foreword by Jane Desmond, epilogue by James Fernandez
—Fiona Murphy, Dublin City University
—Arnar Árnason, University of Aberdeen
"This volume should be of keen interest to scholars of death, religion, tourism, sports, and digital worlds. . . . By taking seriously people’s desire to explore their own relationship
with death through recreational pursuits—death in and through play—it offers readers a rich reflection on their own mortality."
This anthropological study examines the relationship between leisure and death, specifically how leisure practices are used to meditate upon—and mediate—life. Considering travelers who seek enjoyment but encounter death and dying, tourists who accidentally face their own mortality while vacationing, those who intentionally seek out pleasure activities that pertain to mortality and risk, and those who use everyday leisure practices like social media or dogwalking to cope with death, Leisure and Death delves into one of the most provocative subsets of contemporary cultural anthropology.

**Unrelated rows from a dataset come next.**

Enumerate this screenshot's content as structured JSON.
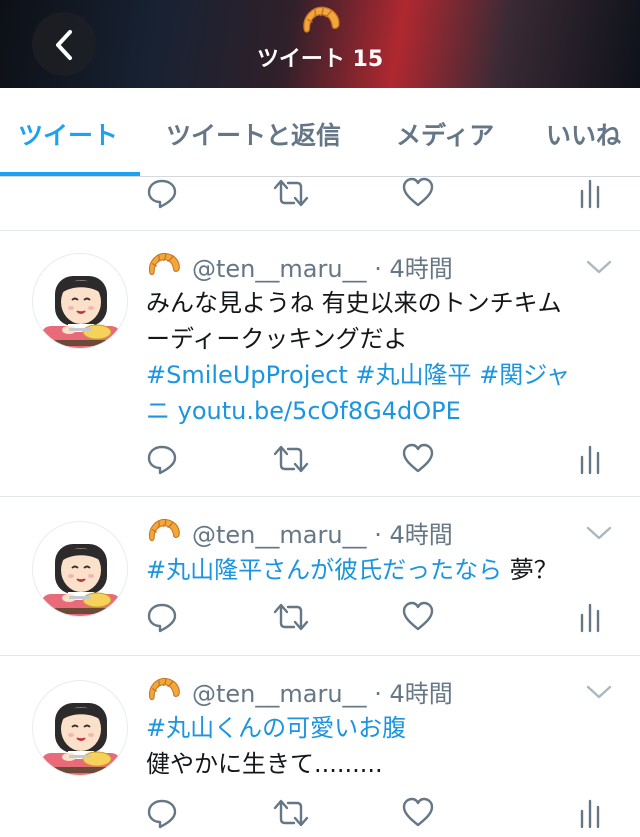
{
  "header": {
    "back_icon": "chevron-left-icon",
    "profile_emoji": "croissant-icon",
    "title": "ツイート 15"
  },
  "tabs": [
    {
      "label": "ツイート",
      "active": true
    },
    {
      "label": "ツイートと返信",
      "active": false
    },
    {
      "label": "メディア",
      "active": false
    },
    {
      "label": "いいね",
      "active": false
    }
  ],
  "action_icons": [
    "reply-icon",
    "retweet-icon",
    "like-icon",
    "analytics-icon"
  ],
  "tweets": [
    {
      "handle": "@ten__maru__",
      "sep": "·",
      "time": "4時間",
      "lines": [
        [
          {
            "text": "みんな見ようね 有史以来のトンチキム",
            "link": false
          }
        ],
        [
          {
            "text": "ーディークッキングだよ",
            "link": false
          }
        ],
        [
          {
            "text": "#SmileUpProject #丸山隆平 #関ジャ",
            "link": true
          }
        ],
        [
          {
            "text": "ニ youtu.be/5cOf8G4dOPE",
            "link": true
          }
        ]
      ]
    },
    {
      "handle": "@ten__maru__",
      "sep": "·",
      "time": "4時間",
      "lines": [
        [
          {
            "text": "#丸山隆平さんが彼氏だったなら",
            "link": true
          },
          {
            "text": " 夢？",
            "link": false
          }
        ]
      ]
    },
    {
      "handle": "@ten__maru__",
      "sep": "·",
      "time": "4時間",
      "lines": [
        [
          {
            "text": "#丸山くんの可愛いお腹",
            "link": true
          }
        ],
        [
          {
            "text": "健やかに生きて.........",
            "link": false
          }
        ]
      ]
    }
  ],
  "colors": {
    "accent": "#1da1f2",
    "link": "#1b95e0",
    "secondary_text": "#657786"
  }
}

These nuanced and well-developed ethnographic case studies deal with different and distinct examples of the intertwining of leisure and death. They challenge established conceptions of leisure and rethink the associations attached to the prospect of death. Chapters testify to encounters with death on a personal and scholarly level, exploring, for example, the Cliffs of Moher as not only one of the most popular tourist destinations in Ireland but also one of the most well-known suicide destinations, as well as the estimated 30 million active posthumous Facebook profiles being repurposed through proxy users and transformed by continued engagement with the living. From the respectful to the fascinated, from the macabre to the morbid, contributors consider how people deliberately, or unexpectedly, negotiate the borderlands of the living.
An engaging, timely book that explores how spaces of death can be transformed into spaces of leisure, Leisure and Death makes a significant contribution to the burgeoning interdisciplinary literature on leisure studies and dark tourism. This book will appeal to students, scholars, and laypeople interested in tourism studies, death studies, cultural studies, heritage studies, anthropology, sociology, and marketing.
Contributors: Kathleen M. Adams, Michael Arnold, Jane Desmond, Keith Egan, Maribeth Erb, James Fernandez, Martin Gibbs, Rachel Horner-Brackett, Shingo Iitaka, Tamara Kohn, Patrick Laviolette, Ruth McManus, James Meese, Bjorn Nansen, Stravoula Pipyrou, Hannah Rumble, Cyril Schafer